I figured a conservative approach was best so instead of making myself big and shouting, I chose to keep quiet and move slowly. I scanned area trees for cover in case I got charged. I decided on hitting the ground under some fallen trees for protection against the racks and the hooves if moose were of stomping variety. I unclipped my other foot from the pedal and slowly dismounted the bike. I stood for a minute or two, observing. I didn't seem to be spooking the moose anymore so I slowly backed up, watching their movements as I went. No change. Finally, I got far enough back where I felt comfortable about the time I'd have to mount my bike with my back turned and get away before a charge could materialize and I took off.
This encounter happened when I had only about 30 minutes left in my planned ride. Had I more time, I likely would have gone back a safe distance and tried to wait them out and walk forward later. With a short period of time though, waiting didn't make sense so I flipped directions and rode downhill and told my wife all about it on the phone like a kid who just went to the zoo for the first time.
So what do you do in a moose encounter? What are their tendencies?
- Do not approach.
- More deaths and injuries from moose than from bears.
- They’re faster than they look.
- If they charge, RUN.

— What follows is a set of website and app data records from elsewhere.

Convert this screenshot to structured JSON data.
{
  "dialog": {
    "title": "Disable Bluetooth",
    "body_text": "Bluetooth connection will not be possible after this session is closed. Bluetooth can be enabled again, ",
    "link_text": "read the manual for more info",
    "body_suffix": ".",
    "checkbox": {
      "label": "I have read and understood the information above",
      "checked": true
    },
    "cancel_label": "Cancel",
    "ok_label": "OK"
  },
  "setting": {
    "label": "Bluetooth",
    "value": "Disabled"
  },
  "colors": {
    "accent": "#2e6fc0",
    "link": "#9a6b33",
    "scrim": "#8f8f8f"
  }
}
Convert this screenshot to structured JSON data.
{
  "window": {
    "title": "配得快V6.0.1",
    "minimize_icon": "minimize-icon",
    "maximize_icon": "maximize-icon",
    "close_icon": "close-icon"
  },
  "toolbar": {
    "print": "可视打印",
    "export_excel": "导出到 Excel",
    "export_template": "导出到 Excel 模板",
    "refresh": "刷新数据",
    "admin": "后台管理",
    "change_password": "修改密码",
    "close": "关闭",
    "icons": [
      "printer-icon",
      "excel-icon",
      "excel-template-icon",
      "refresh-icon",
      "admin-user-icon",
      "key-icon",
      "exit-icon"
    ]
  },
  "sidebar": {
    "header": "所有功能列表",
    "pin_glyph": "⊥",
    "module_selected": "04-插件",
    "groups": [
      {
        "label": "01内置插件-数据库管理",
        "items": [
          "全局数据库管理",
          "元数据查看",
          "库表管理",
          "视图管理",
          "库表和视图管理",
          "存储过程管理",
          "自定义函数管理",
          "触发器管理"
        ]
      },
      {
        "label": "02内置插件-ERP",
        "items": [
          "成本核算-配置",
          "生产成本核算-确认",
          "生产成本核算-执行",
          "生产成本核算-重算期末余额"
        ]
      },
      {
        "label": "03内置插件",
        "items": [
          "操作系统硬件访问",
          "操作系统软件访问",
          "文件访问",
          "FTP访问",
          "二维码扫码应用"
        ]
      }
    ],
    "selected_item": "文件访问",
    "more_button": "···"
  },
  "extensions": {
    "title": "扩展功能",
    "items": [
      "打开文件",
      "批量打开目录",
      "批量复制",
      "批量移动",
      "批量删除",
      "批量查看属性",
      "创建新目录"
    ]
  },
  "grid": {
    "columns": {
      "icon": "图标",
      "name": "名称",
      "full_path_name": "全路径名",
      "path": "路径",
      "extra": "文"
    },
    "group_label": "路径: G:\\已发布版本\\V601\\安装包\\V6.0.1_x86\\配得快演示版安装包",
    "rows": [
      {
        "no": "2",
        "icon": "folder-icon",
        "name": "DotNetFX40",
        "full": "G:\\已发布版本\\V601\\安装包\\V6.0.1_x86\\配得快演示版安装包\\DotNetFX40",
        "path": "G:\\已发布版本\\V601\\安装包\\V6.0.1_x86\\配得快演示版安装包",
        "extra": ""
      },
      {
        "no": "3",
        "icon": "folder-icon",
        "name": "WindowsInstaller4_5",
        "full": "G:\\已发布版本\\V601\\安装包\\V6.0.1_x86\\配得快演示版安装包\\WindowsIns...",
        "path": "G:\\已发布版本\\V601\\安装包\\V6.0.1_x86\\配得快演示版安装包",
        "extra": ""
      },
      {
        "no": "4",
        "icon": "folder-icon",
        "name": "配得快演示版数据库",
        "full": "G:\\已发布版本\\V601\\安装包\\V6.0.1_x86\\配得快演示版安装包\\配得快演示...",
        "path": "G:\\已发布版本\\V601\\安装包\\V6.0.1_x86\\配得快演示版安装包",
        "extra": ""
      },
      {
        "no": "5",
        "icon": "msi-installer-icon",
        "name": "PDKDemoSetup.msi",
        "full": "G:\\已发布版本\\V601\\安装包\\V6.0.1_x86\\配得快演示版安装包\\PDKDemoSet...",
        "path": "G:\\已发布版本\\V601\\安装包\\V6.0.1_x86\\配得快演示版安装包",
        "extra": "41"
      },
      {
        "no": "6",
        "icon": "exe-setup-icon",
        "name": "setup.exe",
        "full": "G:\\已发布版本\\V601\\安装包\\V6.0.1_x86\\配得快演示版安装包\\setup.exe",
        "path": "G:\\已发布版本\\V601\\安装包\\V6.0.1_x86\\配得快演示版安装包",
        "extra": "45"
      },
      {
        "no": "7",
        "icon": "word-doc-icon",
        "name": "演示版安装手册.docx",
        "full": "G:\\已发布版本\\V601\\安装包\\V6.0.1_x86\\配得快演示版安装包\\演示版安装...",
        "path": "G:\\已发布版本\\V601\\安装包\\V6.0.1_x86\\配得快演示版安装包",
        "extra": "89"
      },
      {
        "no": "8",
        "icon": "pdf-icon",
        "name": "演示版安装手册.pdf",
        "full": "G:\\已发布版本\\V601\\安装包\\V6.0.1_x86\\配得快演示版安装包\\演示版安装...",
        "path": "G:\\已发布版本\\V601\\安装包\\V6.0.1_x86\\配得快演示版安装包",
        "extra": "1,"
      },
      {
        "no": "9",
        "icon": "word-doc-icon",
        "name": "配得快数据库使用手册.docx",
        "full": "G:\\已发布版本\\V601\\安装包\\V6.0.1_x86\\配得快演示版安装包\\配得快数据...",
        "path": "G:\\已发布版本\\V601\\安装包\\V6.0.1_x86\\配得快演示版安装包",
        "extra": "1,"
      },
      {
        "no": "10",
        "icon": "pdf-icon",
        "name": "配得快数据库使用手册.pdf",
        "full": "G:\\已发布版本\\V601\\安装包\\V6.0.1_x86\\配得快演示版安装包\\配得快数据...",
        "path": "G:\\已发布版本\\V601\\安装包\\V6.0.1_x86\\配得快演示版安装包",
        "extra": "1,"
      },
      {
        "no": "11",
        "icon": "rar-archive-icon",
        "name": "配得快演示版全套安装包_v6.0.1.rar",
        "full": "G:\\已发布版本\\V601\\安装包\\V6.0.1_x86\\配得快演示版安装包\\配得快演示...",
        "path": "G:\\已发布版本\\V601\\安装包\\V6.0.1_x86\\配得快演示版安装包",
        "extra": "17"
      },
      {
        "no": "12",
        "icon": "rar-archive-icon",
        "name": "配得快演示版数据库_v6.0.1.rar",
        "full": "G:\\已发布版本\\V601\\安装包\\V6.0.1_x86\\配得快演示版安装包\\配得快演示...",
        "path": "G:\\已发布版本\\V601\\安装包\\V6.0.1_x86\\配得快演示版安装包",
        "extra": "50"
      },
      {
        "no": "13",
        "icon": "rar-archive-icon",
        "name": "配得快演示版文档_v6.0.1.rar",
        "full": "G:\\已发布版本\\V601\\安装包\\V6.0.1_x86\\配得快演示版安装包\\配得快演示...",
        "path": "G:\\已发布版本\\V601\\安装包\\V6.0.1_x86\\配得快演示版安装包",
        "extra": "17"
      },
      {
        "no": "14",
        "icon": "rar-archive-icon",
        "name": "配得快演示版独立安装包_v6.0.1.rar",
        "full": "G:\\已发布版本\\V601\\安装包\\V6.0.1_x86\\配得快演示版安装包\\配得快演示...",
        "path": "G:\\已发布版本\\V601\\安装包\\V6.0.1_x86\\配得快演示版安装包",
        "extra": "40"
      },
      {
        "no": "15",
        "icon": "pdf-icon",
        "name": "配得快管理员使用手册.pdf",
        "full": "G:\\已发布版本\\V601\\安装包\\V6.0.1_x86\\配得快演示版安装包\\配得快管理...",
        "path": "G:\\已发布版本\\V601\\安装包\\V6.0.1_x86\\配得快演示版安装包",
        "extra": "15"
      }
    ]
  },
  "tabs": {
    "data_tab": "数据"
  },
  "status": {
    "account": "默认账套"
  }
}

So I guess I had it half right when I figured I should be quiet, slowly back away, and definitely give them the respect they deserve as a potentially dangerous animal. This advice doesn't much help though when you ride up on them and find yourself standing 30 feet away from three bulls. The Denver Post went a bit further to detail out what you should be looking for when you already make contact with moose. They write that if you do find yourself staring a moose down, you should "keep your distance. If they pin their ears back and move toward you they are probably going to charge. Many times leaving the area will alleviate the perceived threat. If they do charge try to put a large object like a tree or a rock between you and the moose."
Generally speaking, the resources I searched said that moose are far more dangerous to hikers and bikers than bears but generally are not spooked the way other wildlife are. I largely believe that is because many people view moose as "dumb, slow animals," the same way that many people in Yellowstone casually view the bison despite real threats of goring. Big animals like moose and bison may seem like they'd be slow, but they can surprise you. Perhaps the amount of charges due to moose is more the result of human apathy than anything else.

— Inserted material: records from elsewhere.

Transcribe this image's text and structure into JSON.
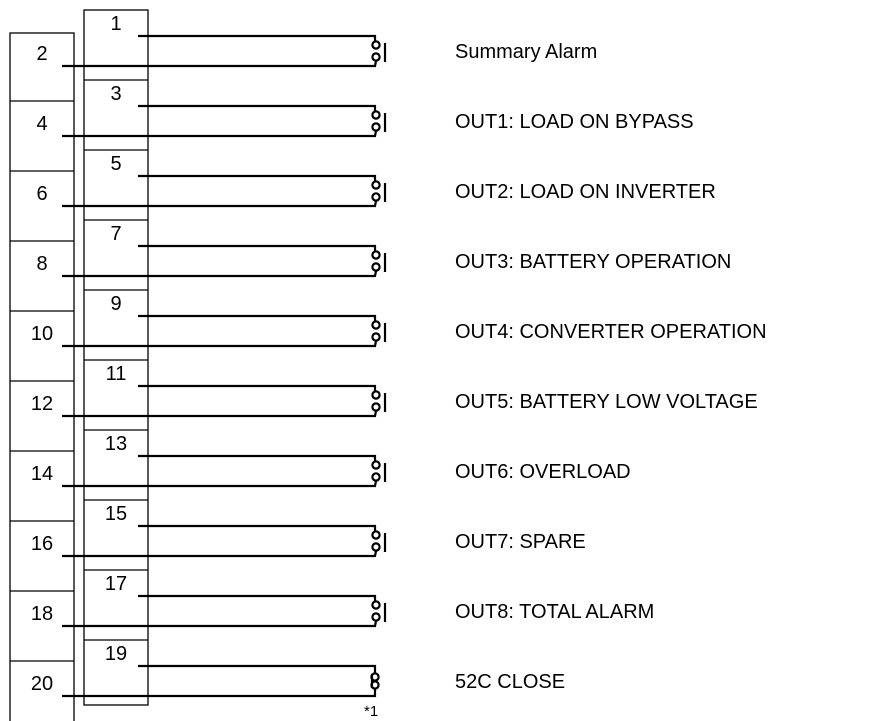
{
  "diagram": {
    "rows": [
      {
        "top": "1",
        "bottom": "2",
        "label": "Summary Alarm",
        "contact": "nc"
      },
      {
        "top": "3",
        "bottom": "4",
        "label": "OUT1: LOAD ON BYPASS",
        "contact": "nc"
      },
      {
        "top": "5",
        "bottom": "6",
        "label": "OUT2: LOAD ON INVERTER",
        "contact": "nc"
      },
      {
        "top": "7",
        "bottom": "8",
        "label": "OUT3: BATTERY OPERATION",
        "contact": "nc"
      },
      {
        "top": "9",
        "bottom": "10",
        "label": "OUT4: CONVERTER OPERATION",
        "contact": "nc"
      },
      {
        "top": "11",
        "bottom": "12",
        "label": "OUT5: BATTERY LOW VOLTAGE",
        "contact": "nc"
      },
      {
        "top": "13",
        "bottom": "14",
        "label": "OUT6: OVERLOAD",
        "contact": "nc"
      },
      {
        "top": "15",
        "bottom": "16",
        "label": "OUT7: SPARE",
        "contact": "nc"
      },
      {
        "top": "17",
        "bottom": "18",
        "label": "OUT8: TOTAL ALARM",
        "contact": "nc"
      },
      {
        "top": "19",
        "bottom": "20",
        "label": "52C CLOSE",
        "contact": "no"
      }
    ],
    "footnote_mark": "*1"
  }
}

Running into wildlife is part of the allure of getting off the roads and into the backcountry. Doing it safely is a whole art and science in itself. You'll never remember all the fancy rules and procedures for different animals but if you ingrain a few good rules in your head then I suspect you'll be ok like I was.
What wildlife encounters have you had in your trips? Leave it in the comments for us to learn from!